*WHAT IS REQUIRED*
Leave the images aside and output every entry exactly.

*PROVIDED INFORMATION*
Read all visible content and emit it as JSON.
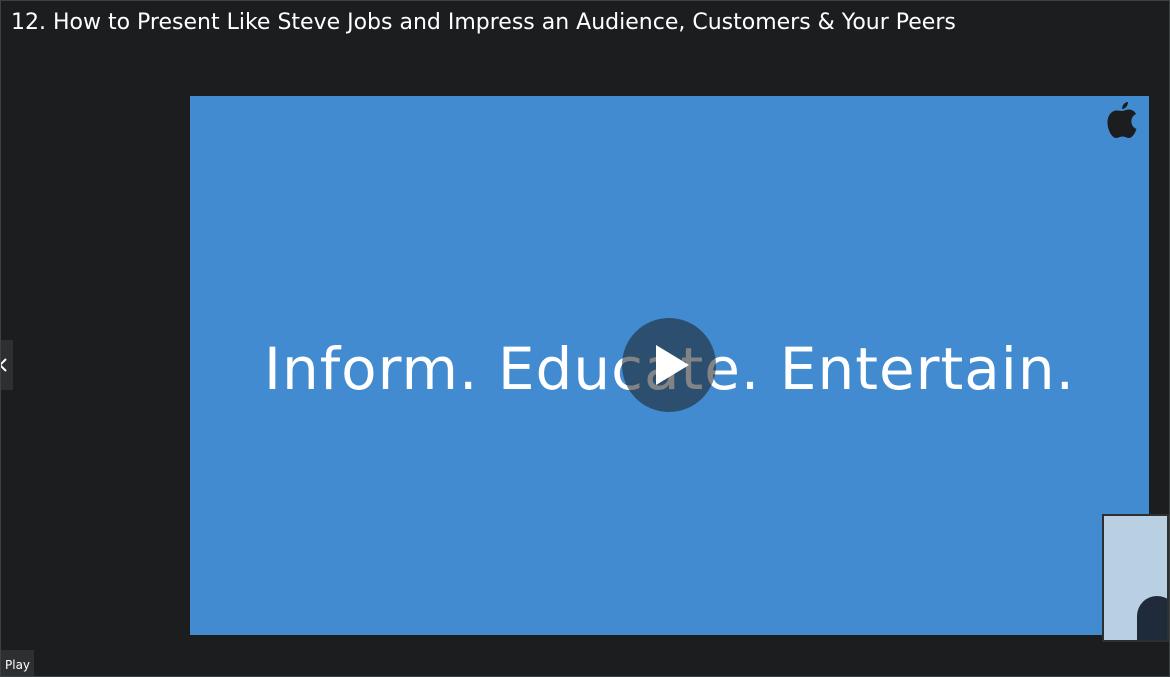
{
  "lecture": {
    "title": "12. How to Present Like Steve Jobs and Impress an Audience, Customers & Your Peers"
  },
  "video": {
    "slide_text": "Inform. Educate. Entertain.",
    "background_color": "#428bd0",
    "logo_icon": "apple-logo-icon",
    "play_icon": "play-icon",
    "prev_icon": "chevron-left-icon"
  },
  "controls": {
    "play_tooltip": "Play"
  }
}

*WRITTEN SOLUTION*
Read all visible content and emit it as JSON.
{
  "lecture": {
    "title": "12. How to Present Like Steve Jobs and Impress an Audience, Customers & Your Peers"
  },
  "video": {
    "slide_text": "Inform. Educate. Entertain.",
    "background_color": "#428bd0",
    "logo_icon": "apple-logo-icon",
    "play_icon": "play-icon",
    "prev_icon": "chevron-left-icon"
  },
  "controls": {
    "play_tooltip": "Play"
  }
}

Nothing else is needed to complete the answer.